Chemistry major, Science and Humanities Scholar, UNCF-Merck Undergraduate Fellow
By: Sally Ann Flecker, Carnegie Mellon Today, January 2011, Vol. 8 No. 1
Xochina El Hilali is ridiculous. I mean that in a good way. In fact, I'm stealing a page from her playbook. I've heard her use the word "ridiculous" to describe a favorite piece of music, a scientist she heard speak, and the amount of money she was awarded when selected as a United Negro College Fund/Merck Undergraduate Science Research Scholar.
Like many ridiculously smart and talented people, El Hilali stands on the shoulders of giants-starting with her maternal grandfather, Cambell Gonzalez, who recently died at the age of 92. El Hilali's family doesn't just remember him fondly. He remains an iconic figure. And for good reason. He was the first in everything, says El Hilali's mother, Anita Gonzalez.
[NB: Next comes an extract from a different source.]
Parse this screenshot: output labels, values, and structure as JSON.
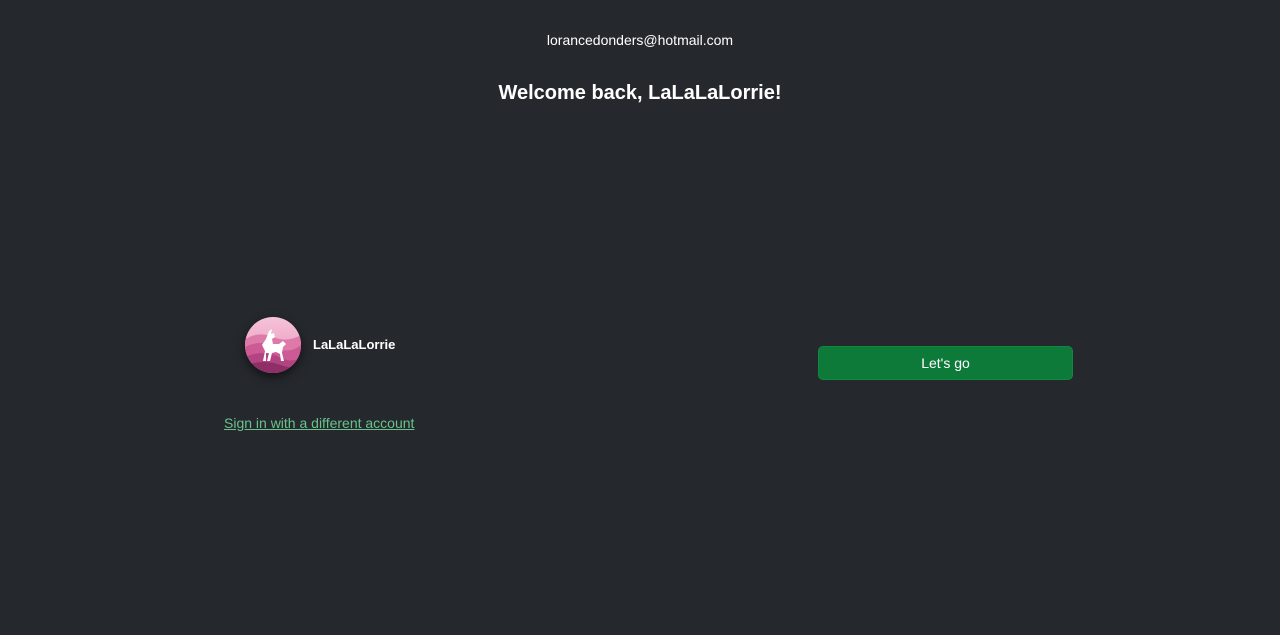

He bought a house for his mother when he was 16 with the money that he made by shining shoes, she says, starting to tick off a list. He was one of the first black commissioned officers in the World War II army; he was the first black engineer for RCA; he was a financial planner. He influenced everyone in the family to strive for excellence.
"He's the kind of person," says his granddaughter, "that if you'd get a 97 on a test, and you'd say, 'Grandpa, Grandpa, I'm so excited. I got an A.' He'd ask, 'Well, what about the other three points?' Then, you'd come back with a 99, and you'd say, 'Look. I got more points than last time.' He'd ask, 'Well, what about that one point?' So that's been an influence in all of our lives. We couldn't just excel. We had to be the best."
For El Hilali, her grandfather was the person she could always talk to about science. She remembers when she was only 12 years old having a not-very-typical preteen discussion with him. The topic was acceleration. MORE